Locked gates threaten the puestero way of life. Oddly, the culprit behind the closures is Argentina’s agriculture department, Servicio Nacional de Sanidad y Calidad Agroalimentaria (SENASA). They accuse puesteros of spreading disease and unsound breeding practices with their nomadic herds. During my gaucho years on Estancia Ranquilco, I once sat in on a meeting between the foreman, Hugo Manterola, and a SENASA official.
“Puestero cattle are dirty,” the official said. “Ranquilco must close its gates to protect your livestock.”
SENASA would breath down the estancia’s neck if Manterola didn’t do something. So he closed the center of the ranch, where the majority of the cattle are located. As a compromise, he opened a corridor around the perimeter for puesteros to use. The detour added one day to their drives, but at least they could still pass through the ranch. Most estancias weren’t so accommodating, and they locked their gates entirely, cutting puesteros off from their ancestral routes.

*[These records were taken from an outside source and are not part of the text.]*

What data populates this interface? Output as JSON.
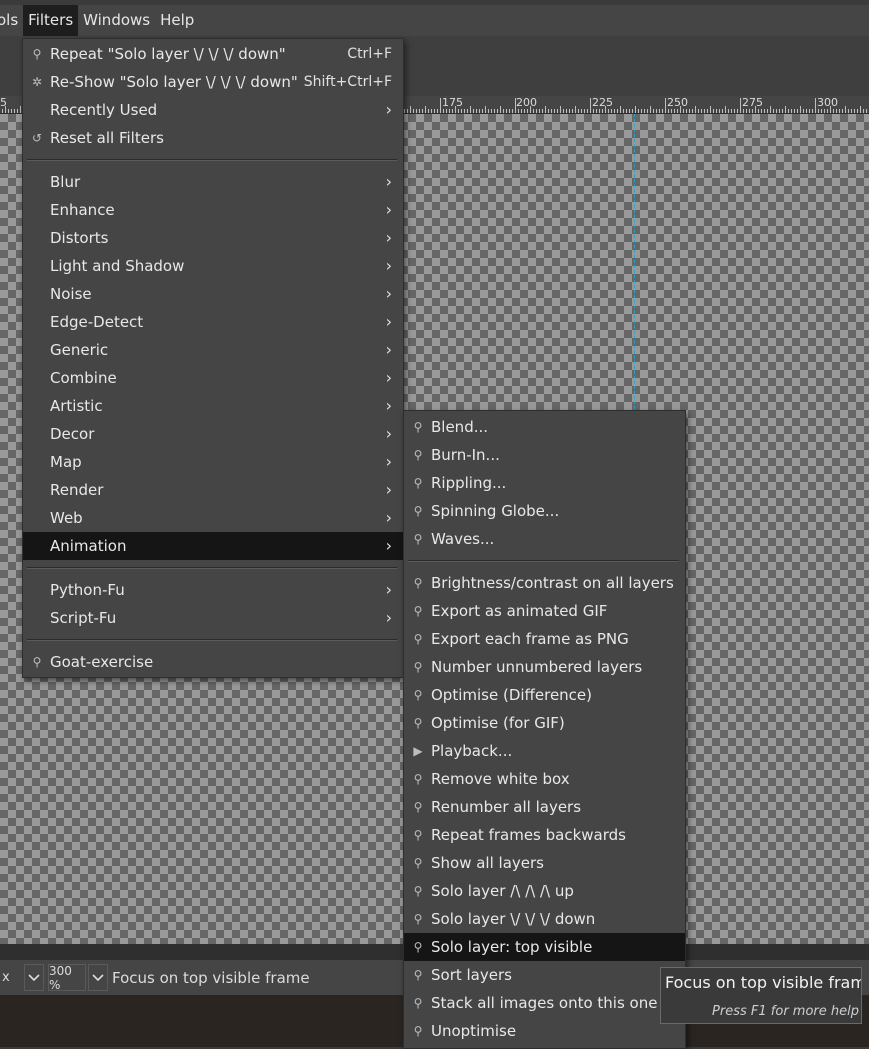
{
  "menubar": {
    "items": [
      {
        "label": "ols"
      },
      {
        "label": "Filters"
      },
      {
        "label": "Windows"
      },
      {
        "label": "Help"
      }
    ]
  },
  "ruler": {
    "labels": [
      "175",
      "200",
      "225",
      "250",
      "275",
      "300"
    ],
    "left_label": "5"
  },
  "statusbar": {
    "unit": "x",
    "zoom": "300 %",
    "message": "Focus on top visible frame"
  },
  "filters_menu": {
    "repeat_label": "Repeat \"Solo layer \\/ \\/ \\/ down\"",
    "repeat_shortcut": "Ctrl+F",
    "reshow_label": "Re-Show \"Solo layer \\/ \\/ \\/ down\"",
    "reshow_shortcut": "Shift+Ctrl+F",
    "recently_used": "Recently Used",
    "reset_all": "Reset all Filters",
    "categories": [
      "Blur",
      "Enhance",
      "Distorts",
      "Light and Shadow",
      "Noise",
      "Edge-Detect",
      "Generic",
      "Combine",
      "Artistic",
      "Decor",
      "Map",
      "Render",
      "Web",
      "Animation"
    ],
    "script_groups": [
      "Python-Fu",
      "Script-Fu"
    ],
    "goat": "Goat-exercise"
  },
  "animation_menu": {
    "group1": [
      "Blend...",
      "Burn-In...",
      "Rippling...",
      "Spinning Globe...",
      "Waves..."
    ],
    "group2": [
      "Brightness/contrast on all layers",
      "Export as animated GIF",
      "Export each frame as PNG",
      "Number unnumbered layers",
      "Optimise (Difference)",
      "Optimise (for GIF)",
      "Playback...",
      "Remove white box",
      "Renumber all layers",
      "Repeat frames backwards",
      "Show all layers",
      "Solo layer /\\ /\\ /\\ up",
      "Solo layer \\/ \\/ \\/ down",
      "Solo layer: top visible",
      "Sort layers",
      "Stack all images onto this one",
      "Unoptimise"
    ]
  },
  "tooltip": {
    "title": "Focus on top visible frame",
    "help": "Press F1 for more help"
  }
}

Bawling cattle and bleating goats heralded the arreo’s arrival to lunch. Before long, the animals were drinking at the river, and five more gauchos were drinking boxed vino. We ate the asado buffet style, each person taking a turn at the spit to carve off a piece of meat. The goat was magma hot, and melted fat made it slippery to handle as a doorknob lathered in Crisco. Years of finger-scalding practice had taught me a fool-proof asado strategy; I went straight for the shoulder blade. It required two quick incisions that I made before my hands suffered deep tissue burns.
We reduced the goat to bones in twenty minutes flat. Army ants aren’t so efficient. The gauchos chucked the empty wine boxes into the fire, mounted up, and returned across the river to resume the arreo. Julio invited us to join them and we forded the herd according to breed; goats first. They were fanned out, nibbling green shoots of grass at the river’s edge. We collected them into one bunch, and drove them into the water. The front goats balled-up in a traffic jam mid-river, balking at the swift current. We pushed them with our horses until they gave way, arching into a rainbow of white that floated down river, scattering on the opposite shore.
Next were seventy-five head of cattle, but the Cuevas cow dogs made short work of them. A few remount horses straggled behind that were so herd-bound that they followed of their own accord. We merged the livestock into one mob and marched down the trail.
“Do you know why it’s called ‘Valley of the Ladies?’” I asked Cuevas, making conversation.
“I’m not sure. Maybe because of the hills on the valley floor. They look like ladies seated on the ground,” he guessed.
My inner geologist wanted to explain that those were glacial moraines; mounds of dirt deposited by a glacier. But we’d heard enough from that nerd, so instead I pictured the hillocks how Julio saw them. I imagined peasant women from a Diego Rivera painting, seated with their dresses billowed around them. It made Valley of the Ladies feel mythological, which was à propos since we rode alongside nomadic gauchos that were like a time capsule from a bygone era.
One mile down the trail, our paths forked and we bid the Cuevases adios. Eliseo, Madeleine and I sat our horses and watched them drive the herd over a ridgeline and disappear. In their wake was a swath of hoof prints on the ground, a whisper of their passing. We turned our horses towards Copahue Volcano, where Eliseo had a bus to catch.
Learn about horseback vacations on Estancia Ranquilco, visit ranquilco.com.